The shine of Hamilton’s Halo project to protect tui nesting sites and restore the iconic bird to the city is spreading outside the Waikato.
Ship rats and possums are the main enemy of native birds and have decimated their populations in the region.
The “Halo” brand refers to a ring of pest control carried out at tui breeding sites around Hamilton. The project, which has been running for five years, involves intensive pest control at these sites, predominantly targeting rats. Control takes place late winter, just prior to the spring breeding season.
“The Halo project is a ground-breaking initiative that has produced dramatic positive results very quickly,” said Waikato Regional Council’s natural heritage programme manager Kevin Collins, in a statement to mark Biosecurity Month.
“Due to its success, the techniques used in the Hamilton Halo project have been recognised as a tool that can be used elsewhere for native bird recovery, and there is interest in both the North and South Islands in using the Waikato-developed approach.”
The latest Hamilton city biennial bird count report by Landcare Research said the abundance of tui in Hamilton increased significantly between 2004 and 2012 in all areas and seasons, and recommended the current effective control of possums and ship rats by the regional council in forest areas surrounding Hamilton should continue.
“With tui now commonly seen in urban areas as a result of Halo, the regional council is working closely with Hamilton City Council to undertake pest control in the city’s gully systems and riverside reserves to protect breeding birds in Hamilton itself,” said Mr Collins.
“Halo is a great example of what can be achieved when it comes to protecting native species from the fatal impact of imported pests.”
Mr Collins said planting native trees which supported species such as tui was a way the general public could be involved in helping to restore biodiversity to the city.
Waikato has one of the highest rates of biodiversity loss compared with other regions in New Zealand – for example, only 26 per cent of the region remains in native vegetation and this is fragmented into thousands of patches, mostly in the hill country.
Anyone wanting advice on controlling pest plants or animals, or planting for biodiversity purposes, can contact the council’s biosecurity team on 0800 800 401.
Meanwhile, there’s still time to take part in Waikato Regional Council’s Hamilton Halo photo competition being run to coincide with Biosecurity Month.
The council competition is for photos of a tui, bellbird or kereru taken within 20 kilometres of Hamilton, with prizes for best overall photo and a people’s choice award.
The competition is being supported by the Waikato Times, with photographer Peter Drury joining the judging panel.
Prizes for best overall photo include a one year family pass to Hamilton Zoo and an A3 print of the winning photo on canvas.

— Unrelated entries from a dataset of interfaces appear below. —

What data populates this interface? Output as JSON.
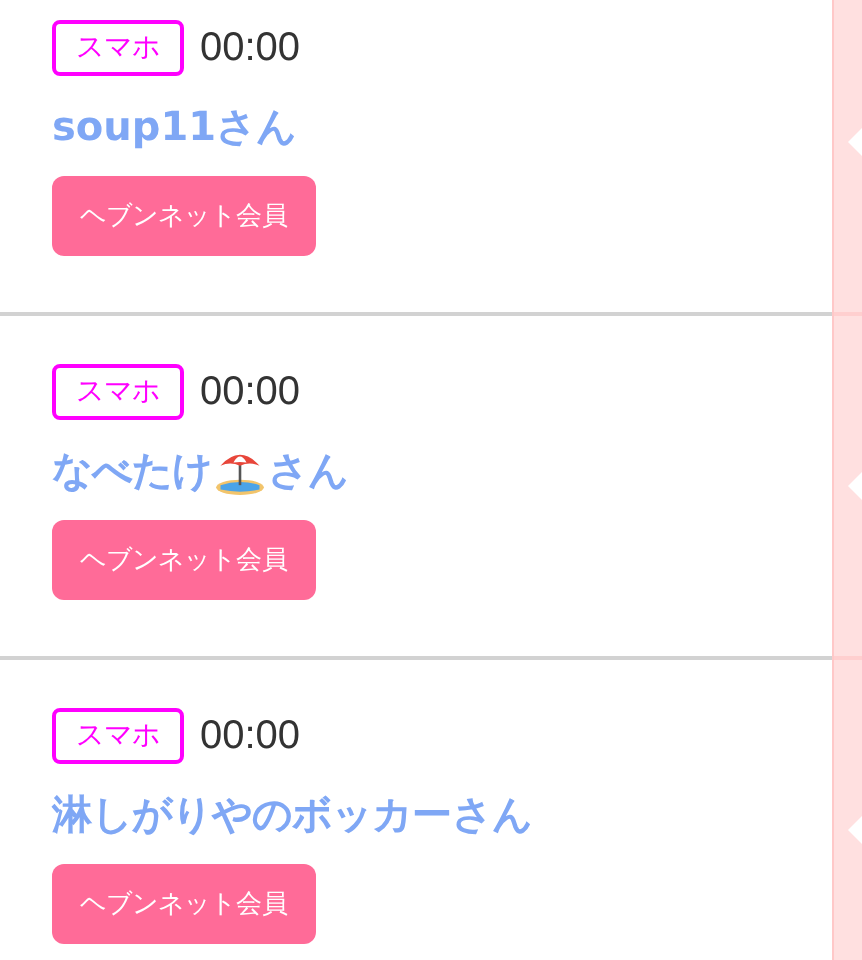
{
  "posts": [
    {
      "device": "スマホ",
      "time": "00:00",
      "name": "soup11",
      "beach_icon": false,
      "honorific": "さん",
      "member_label": "ヘブンネット会員"
    },
    {
      "device": "スマホ",
      "time": "00:00",
      "name": "なべたけ",
      "beach_icon": true,
      "honorific": "さん",
      "member_label": "ヘブンネット会員"
    },
    {
      "device": "スマホ",
      "time": "00:00",
      "name": "淋しがりやのボッカー",
      "beach_icon": false,
      "honorific": "さん",
      "member_label": "ヘブンネット会員"
    }
  ]
}
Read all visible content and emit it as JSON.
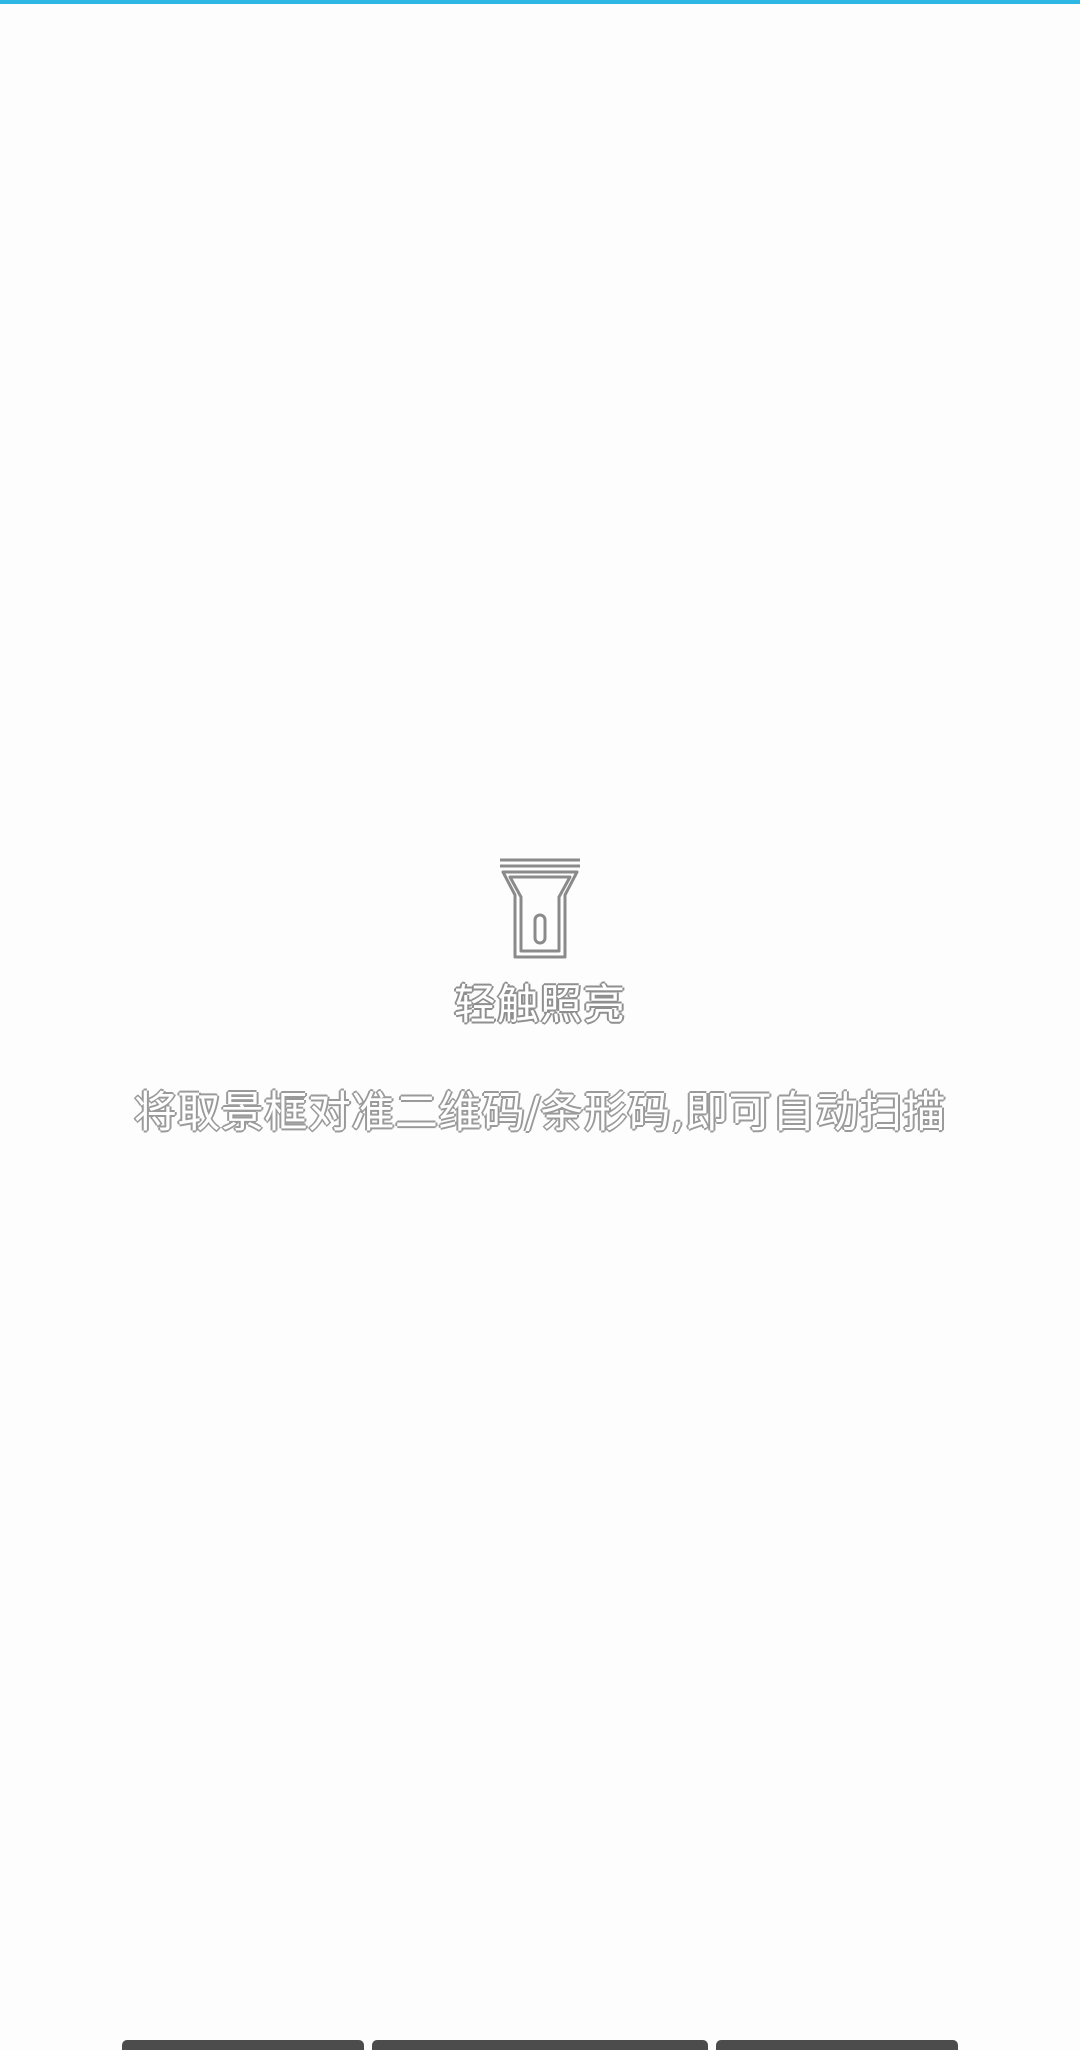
{
  "torch": {
    "label": "轻触照亮",
    "icon": "flashlight-icon"
  },
  "hint": {
    "text": "将取景框对准二维码/条形码,即可自动扫描"
  },
  "colors": {
    "scan_line": "#2db7e4",
    "background": "#fdfdfd",
    "text_outline": "#8f8f8f",
    "tab_bar": "#4c4c4c"
  }
}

The prize for the people’s choice award is a copy of Raglan wildlife photographer Trevor Penfold’s Visions of Nature – New Zealand’s Wild in the West.
Entries should be sent to firstname.lastname@example.org with details of who took the photo and where. Entries close Wednesday, 31 July 2013.
A gardener’s guide has been developed to assist residents in selecting plants that are good food sources for native birds. Copies of the gardener’s guide are available by visiting www.waikatoregion.govt.nz/hamiltonhalo or by phoning 0800 800 401.